Docker multi-platform images

Invalid Exec Format

They gave me a MacBook Pro at work. I built a docker image locally. I pushed it to Amazon cloud to run. I got “invalid exec format” error. What gives?

Compatibility problem! The Mac has Apple M3 chip based on the ARM technology, while the computer in the Amazon cloud has a chip with x64 instruction set. Oops… Docker images are processor-architecture and OS specific. An image built for ARM cannot run on x64 and vice versa. Fortunately, Docker provides tools for building cross-platform and multi-platform images. Unfortunately, this is still an area under development, so the situation changes quickly and the information about it is often outdated or confusing.


“OS” is an operating system, like Windows or Linux.

“Architecture” is a family of compatible processors. Intel and AMD compatible processors are labeled amd64 or x86_64. 64-bit ARM processors are labeled arm64, aarch64, or armv8. Here amd64 and arm64” are ‘standard’ names, and others are aliases. E.g. if you ask docker to build an aarch64 image, it obliges, but then reports image architecture as arm64‘.

“Platform” is a combination of OS and architecture, e.g. “linux/amd64“.

Inspecting Image Platform

Each “regular” image has an OS and an architecture associated with it. These can be viewed using the following command

docker inspect --format='{{.Os}}/{{.Architecture}}' image_tag

The output would be something like this: 'linux/arm64'

Local Images are Single Platform

At the time of writing (April 2024) local Docker image storage only supports single-platform images. I.e. each localĀ  image will have a specific architecture and platform. However, it is possible to build an image for another platform, not the same as the local computer.

docker build . --platform linux/amd64 -t ikriv/testimage:1.0-intel

docker build . --platform linux/arm64 -t ikriv/testimage:1.0-mac

Images built in this way can be pushed to DockerHub.

The trouble is that when pulling an image, one has to know which image to pick for the current platform, which may be inconvenient and error-prone.

Multi-Platform Solutions

It would be nice to have a single image tag that produces an image for the right platform when pulled.

E.g. I want to be able to do

docker pull httpd:latest

and pull the latest Apache image that works on my machine, without worrying which platform it is.

Docker offers two solutions to this problem: manifests and multi-platform images.


Manifests video:

Manifest is a special entity that acts as a collection of images. Note that at the time of writing manifests cannot be created locally, they always live on a remote server. Thus, manifests can only contain images If I built two platform specific images ikriv/testimage:1.0-intel and ikriv/testimage:1.0-mac, I can create a multi-platform manifest as follows:
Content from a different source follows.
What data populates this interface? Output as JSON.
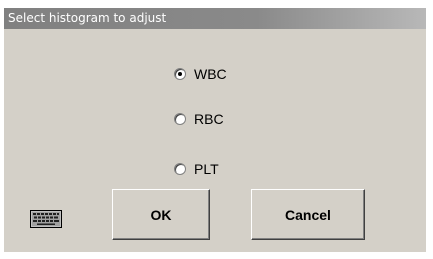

docker push ikriv/testimage:1.0-intel

docker push ikriv/testimage:1.0-mac

docker manifest create ikriv/testimage:1.0 ikriv/testimage:1.0-intel ikriv/testimage:1.0-mac

docker manifest annotate ikriv/testimage:1.0 ikriv/testimage:1.0-intel --os linux --arch amd64

docker manifest annotate ikriv/testimage:1.0 ikriv/testimage:1.0-mac --os linux --arch arm64

docker manifest push ikriv/testimage:1.0

This way, when someone does docker pull ikriv/testimage:1.0, they will get either “intel” or “mac” version, depending on their platform. All three entities, testimage:1.0, testimage:1.0-intael, and testimage:1.0-mac will be visible on Dockerhub.

Multi-Platform Images

Multi-platform images video:

It is possible to build a single image that contains multiple platform-specific sub-images using docker buildx command. To do so, one needs to create a named docker builder:

docker buildx create --name mybuilder

Then we make this builder default:

docker buildx use mybuilder

Then we build our multi-platform image and push it to the remote server in the same command. Keep in mind, a multi-platform image cannot be stored in the local image storage:

docker buildx build --platform linux/amd64,linux/arm64 -t ikriv/testbuildx --push .

This would create a single entity ikriv/testbuildx:latest on the DockerHub server. It contain images for two platforms. docker pull will download the image for the current platform.

For an example, inspect httpd image from Apache.

What’s the difference?

Images create using docker build --platform and using docker buildx produce slightly different results. In my test, buildx produced smaller images, but took longer time. The nature of this difference is subject of further research. However, functionally these images behave identically when pulled.


Docker multi-platform support is a new area that is still developing. You need to worry about platforms if your dev platform is different from your hosting platform. Local storage currently does not support multi-platform images (but see Docker offers two ways to create multi-platform images on the server: manifests and docker buildx command. They produce slightly different results, but seem to be functionally equivalent. Most popular images on DockerHub support multiple platforms, when you pull, you get a version that is compatible with the local machine.



Leave a Reply

Your email address will not be published. Required fields are marked *